[Entries from a dataset of interfaces]
=-=-=-=-=

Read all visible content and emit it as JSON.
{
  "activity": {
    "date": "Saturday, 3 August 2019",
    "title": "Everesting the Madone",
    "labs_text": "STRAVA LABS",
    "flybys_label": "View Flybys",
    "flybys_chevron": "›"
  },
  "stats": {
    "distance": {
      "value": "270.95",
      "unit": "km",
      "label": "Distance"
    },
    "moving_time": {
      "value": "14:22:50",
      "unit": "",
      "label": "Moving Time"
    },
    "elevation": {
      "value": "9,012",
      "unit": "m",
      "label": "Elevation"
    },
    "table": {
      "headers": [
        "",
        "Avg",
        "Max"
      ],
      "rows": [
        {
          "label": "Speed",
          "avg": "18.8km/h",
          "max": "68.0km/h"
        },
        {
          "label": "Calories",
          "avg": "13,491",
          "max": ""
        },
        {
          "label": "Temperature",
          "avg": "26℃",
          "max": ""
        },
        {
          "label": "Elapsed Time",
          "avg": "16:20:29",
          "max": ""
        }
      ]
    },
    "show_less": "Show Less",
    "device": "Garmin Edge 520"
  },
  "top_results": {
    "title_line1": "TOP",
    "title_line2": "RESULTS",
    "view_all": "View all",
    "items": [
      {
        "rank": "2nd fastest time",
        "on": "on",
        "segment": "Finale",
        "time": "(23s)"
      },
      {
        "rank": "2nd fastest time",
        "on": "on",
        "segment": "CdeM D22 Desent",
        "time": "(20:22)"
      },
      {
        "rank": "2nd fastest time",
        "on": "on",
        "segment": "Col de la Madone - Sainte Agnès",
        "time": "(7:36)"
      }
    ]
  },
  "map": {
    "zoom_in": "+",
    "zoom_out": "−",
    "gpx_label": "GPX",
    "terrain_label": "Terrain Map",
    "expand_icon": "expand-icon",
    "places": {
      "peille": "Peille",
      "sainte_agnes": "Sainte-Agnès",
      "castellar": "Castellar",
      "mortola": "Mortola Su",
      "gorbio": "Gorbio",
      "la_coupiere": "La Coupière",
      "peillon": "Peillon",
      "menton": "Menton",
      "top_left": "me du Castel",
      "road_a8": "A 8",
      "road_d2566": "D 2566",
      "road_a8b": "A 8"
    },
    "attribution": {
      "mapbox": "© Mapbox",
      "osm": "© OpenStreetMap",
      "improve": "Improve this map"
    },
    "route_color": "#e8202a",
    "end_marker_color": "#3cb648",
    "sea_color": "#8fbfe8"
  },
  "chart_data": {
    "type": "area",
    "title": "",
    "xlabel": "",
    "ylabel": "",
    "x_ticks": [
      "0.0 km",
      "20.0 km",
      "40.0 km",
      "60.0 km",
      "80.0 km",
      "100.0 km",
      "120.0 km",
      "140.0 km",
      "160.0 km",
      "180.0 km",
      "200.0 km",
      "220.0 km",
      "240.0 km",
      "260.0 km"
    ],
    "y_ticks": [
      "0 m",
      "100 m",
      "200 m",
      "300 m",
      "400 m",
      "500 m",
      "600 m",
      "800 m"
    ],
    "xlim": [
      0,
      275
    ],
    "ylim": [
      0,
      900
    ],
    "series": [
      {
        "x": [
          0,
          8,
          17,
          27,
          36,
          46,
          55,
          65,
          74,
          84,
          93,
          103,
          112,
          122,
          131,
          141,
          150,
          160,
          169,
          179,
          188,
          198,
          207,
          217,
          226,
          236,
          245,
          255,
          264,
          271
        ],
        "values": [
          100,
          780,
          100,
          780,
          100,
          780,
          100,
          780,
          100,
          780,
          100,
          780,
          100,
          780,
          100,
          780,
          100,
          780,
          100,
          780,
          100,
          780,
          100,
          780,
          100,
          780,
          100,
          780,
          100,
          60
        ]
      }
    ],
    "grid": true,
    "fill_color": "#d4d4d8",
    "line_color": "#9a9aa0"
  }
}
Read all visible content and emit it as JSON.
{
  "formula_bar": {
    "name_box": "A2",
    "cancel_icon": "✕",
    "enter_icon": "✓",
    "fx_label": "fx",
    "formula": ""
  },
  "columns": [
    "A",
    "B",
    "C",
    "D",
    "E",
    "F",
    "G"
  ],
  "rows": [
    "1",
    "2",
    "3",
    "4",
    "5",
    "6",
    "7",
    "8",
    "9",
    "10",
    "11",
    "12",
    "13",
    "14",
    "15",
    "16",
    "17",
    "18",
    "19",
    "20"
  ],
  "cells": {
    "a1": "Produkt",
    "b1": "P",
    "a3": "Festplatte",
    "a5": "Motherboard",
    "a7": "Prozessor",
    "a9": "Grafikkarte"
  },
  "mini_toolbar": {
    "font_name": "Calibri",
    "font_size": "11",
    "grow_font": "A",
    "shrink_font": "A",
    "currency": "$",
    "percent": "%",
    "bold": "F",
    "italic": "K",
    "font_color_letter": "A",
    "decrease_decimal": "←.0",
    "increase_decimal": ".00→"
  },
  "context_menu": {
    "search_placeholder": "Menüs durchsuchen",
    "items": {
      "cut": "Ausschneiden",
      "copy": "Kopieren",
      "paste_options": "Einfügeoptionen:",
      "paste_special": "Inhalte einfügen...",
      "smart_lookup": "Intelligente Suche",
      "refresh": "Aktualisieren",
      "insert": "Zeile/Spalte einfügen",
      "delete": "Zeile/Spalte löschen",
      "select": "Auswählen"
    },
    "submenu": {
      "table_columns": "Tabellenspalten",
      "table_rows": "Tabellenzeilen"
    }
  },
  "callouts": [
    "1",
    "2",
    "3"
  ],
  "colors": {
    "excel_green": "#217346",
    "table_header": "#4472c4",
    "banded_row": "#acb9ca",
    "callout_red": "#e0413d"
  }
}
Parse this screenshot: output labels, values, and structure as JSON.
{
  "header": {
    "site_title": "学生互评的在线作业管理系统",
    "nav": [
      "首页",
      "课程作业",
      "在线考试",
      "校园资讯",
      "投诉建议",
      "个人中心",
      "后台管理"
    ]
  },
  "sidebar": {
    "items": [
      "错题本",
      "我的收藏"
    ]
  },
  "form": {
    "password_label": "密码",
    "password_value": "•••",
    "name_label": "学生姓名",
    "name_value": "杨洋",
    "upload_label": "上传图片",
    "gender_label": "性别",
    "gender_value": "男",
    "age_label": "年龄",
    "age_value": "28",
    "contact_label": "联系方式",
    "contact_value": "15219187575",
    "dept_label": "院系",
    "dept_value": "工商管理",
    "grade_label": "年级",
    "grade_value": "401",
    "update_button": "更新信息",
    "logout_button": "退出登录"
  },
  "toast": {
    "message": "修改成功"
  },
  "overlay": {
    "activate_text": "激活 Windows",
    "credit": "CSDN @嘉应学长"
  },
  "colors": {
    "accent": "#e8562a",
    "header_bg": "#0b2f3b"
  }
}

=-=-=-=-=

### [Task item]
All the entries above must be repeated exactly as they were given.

### [Task response]
Read all visible content and emit it as JSON.
{
  "activity": {
    "date": "Saturday, 3 August 2019",
    "title": "Everesting the Madone",
    "labs_text": "STRAVA LABS",
    "flybys_label": "View Flybys",
    "flybys_chevron": "›"
  },
  "stats": {
    "distance": {
      "value": "270.95",
      "unit": "km",
      "label": "Distance"
    },
    "moving_time": {
      "value": "14:22:50",
      "unit": "",
      "label": "Moving Time"
    },
    "elevation": {
      "value": "9,012",
      "unit": "m",
      "label": "Elevation"
    },
    "table": {
      "headers": [
        "",
        "Avg",
        "Max"
      ],
      "rows": [
        {
          "label": "Speed",
          "avg": "18.8km/h",
          "max": "68.0km/h"
        },
        {
          "label": "Calories",
          "avg": "13,491",
          "max": ""
        },
        {
          "label": "Temperature",
          "avg": "26℃",
          "max": ""
        },
        {
          "label": "Elapsed Time",
          "avg": "16:20:29",
          "max": ""
        }
      ]
    },
    "show_less": "Show Less",
    "device": "Garmin Edge 520"
  },
  "top_results": {
    "title_line1": "TOP",
    "title_line2": "RESULTS",
    "view_all": "View all",
    "items": [
      {
        "rank": "2nd fastest time",
        "on": "on",
        "segment": "Finale",
        "time": "(23s)"
      },
      {
        "rank": "2nd fastest time",
        "on": "on",
        "segment": "CdeM D22 Desent",
        "time": "(20:22)"
      },
      {
        "rank": "2nd fastest time",
        "on": "on",
        "segment": "Col de la Madone - Sainte Agnès",
        "time": "(7:36)"
      }
    ]
  },
  "map": {
    "zoom_in": "+",
    "zoom_out": "−",
    "gpx_label": "GPX",
    "terrain_label": "Terrain Map",
    "expand_icon": "expand-icon",
    "places": {
      "peille": "Peille",
      "sainte_agnes": "Sainte-Agnès",
      "castellar": "Castellar",
      "mortola": "Mortola Su",
      "gorbio": "Gorbio",
      "la_coupiere": "La Coupière",
      "peillon": "Peillon",
      "menton": "Menton",
      "top_left": "me du Castel",
      "road_a8": "A 8",
      "road_d2566": "D 2566",
      "road_a8b": "A 8"
    },
    "attribution": {
      "mapbox": "© Mapbox",
      "osm": "© OpenStreetMap",
      "improve": "Improve this map"
    },
    "route_color": "#e8202a",
    "end_marker_color": "#3cb648",
    "sea_color": "#8fbfe8"
  },
  "chart_data": {
    "type": "area",
    "title": "",
    "xlabel": "",
    "ylabel": "",
    "x_ticks": [
      "0.0 km",
      "20.0 km",
      "40.0 km",
      "60.0 km",
      "80.0 km",
      "100.0 km",
      "120.0 km",
      "140.0 km",
      "160.0 km",
      "180.0 km",
      "200.0 km",
      "220.0 km",
      "240.0 km",
      "260.0 km"
    ],
    "y_ticks": [
      "0 m",
      "100 m",
      "200 m",
      "300 m",
      "400 m",
      "500 m",
      "600 m",
      "800 m"
    ],
    "xlim": [
      0,
      275
    ],
    "ylim": [
      0,
      900
    ],
    "series": [
      {
        "x": [
          0,
          8,
          17,
          27,
          36,
          46,
          55,
          65,
          74,
          84,
          93,
          103,
          112,
          122,
          131,
          141,
          150,
          160,
          169,
          179,
          188,
          198,
          207,
          217,
          226,
          236,
          245,
          255,
          264,
          271
        ],
        "values": [
          100,
          780,
          100,
          780,
          100,
          780,
          100,
          780,
          100,
          780,
          100,
          780,
          100,
          780,
          100,
          780,
          100,
          780,
          100,
          780,
          100,
          780,
          100,
          780,
          100,
          780,
          100,
          780,
          100,
          60
        ]
      }
    ],
    "grid": true,
    "fill_color": "#d4d4d8",
    "line_color": "#9a9aa0"
  }
}
Read all visible content and emit it as JSON.
{
  "formula_bar": {
    "name_box": "A2",
    "cancel_icon": "✕",
    "enter_icon": "✓",
    "fx_label": "fx",
    "formula": ""
  },
  "columns": [
    "A",
    "B",
    "C",
    "D",
    "E",
    "F",
    "G"
  ],
  "rows": [
    "1",
    "2",
    "3",
    "4",
    "5",
    "6",
    "7",
    "8",
    "9",
    "10",
    "11",
    "12",
    "13",
    "14",
    "15",
    "16",
    "17",
    "18",
    "19",
    "20"
  ],
  "cells": {
    "a1": "Produkt",
    "b1": "P",
    "a3": "Festplatte",
    "a5": "Motherboard",
    "a7": "Prozessor",
    "a9": "Grafikkarte"
  },
  "mini_toolbar": {
    "font_name": "Calibri",
    "font_size": "11",
    "grow_font": "A",
    "shrink_font": "A",
    "currency": "$",
    "percent": "%",
    "bold": "F",
    "italic": "K",
    "font_color_letter": "A",
    "decrease_decimal": "←.0",
    "increase_decimal": ".00→"
  },
  "context_menu": {
    "search_placeholder": "Menüs durchsuchen",
    "items": {
      "cut": "Ausschneiden",
      "copy": "Kopieren",
      "paste_options": "Einfügeoptionen:",
      "paste_special": "Inhalte einfügen...",
      "smart_lookup": "Intelligente Suche",
      "refresh": "Aktualisieren",
      "insert": "Zeile/Spalte einfügen",
      "delete": "Zeile/Spalte löschen",
      "select": "Auswählen"
    },
    "submenu": {
      "table_columns": "Tabellenspalten",
      "table_rows": "Tabellenzeilen"
    }
  },
  "callouts": [
    "1",
    "2",
    "3"
  ],
  "colors": {
    "excel_green": "#217346",
    "table_header": "#4472c4",
    "banded_row": "#acb9ca",
    "callout_red": "#e0413d"
  }
}
Parse this screenshot: output labels, values, and structure as JSON.
{
  "header": {
    "site_title": "学生互评的在线作业管理系统",
    "nav": [
      "首页",
      "课程作业",
      "在线考试",
      "校园资讯",
      "投诉建议",
      "个人中心",
      "后台管理"
    ]
  },
  "sidebar": {
    "items": [
      "错题本",
      "我的收藏"
    ]
  },
  "form": {
    "password_label": "密码",
    "password_value": "•••",
    "name_label": "学生姓名",
    "name_value": "杨洋",
    "upload_label": "上传图片",
    "gender_label": "性别",
    "gender_value": "男",
    "age_label": "年龄",
    "age_value": "28",
    "contact_label": "联系方式",
    "contact_value": "15219187575",
    "dept_label": "院系",
    "dept_value": "工商管理",
    "grade_label": "年级",
    "grade_value": "401",
    "update_button": "更新信息",
    "logout_button": "退出登录"
  },
  "toast": {
    "message": "修改成功"
  },
  "overlay": {
    "activate_text": "激活 Windows",
    "credit": "CSDN @嘉应学长"
  },
  "colors": {
    "accent": "#e8562a",
    "header_bg": "#0b2f3b"
  }
}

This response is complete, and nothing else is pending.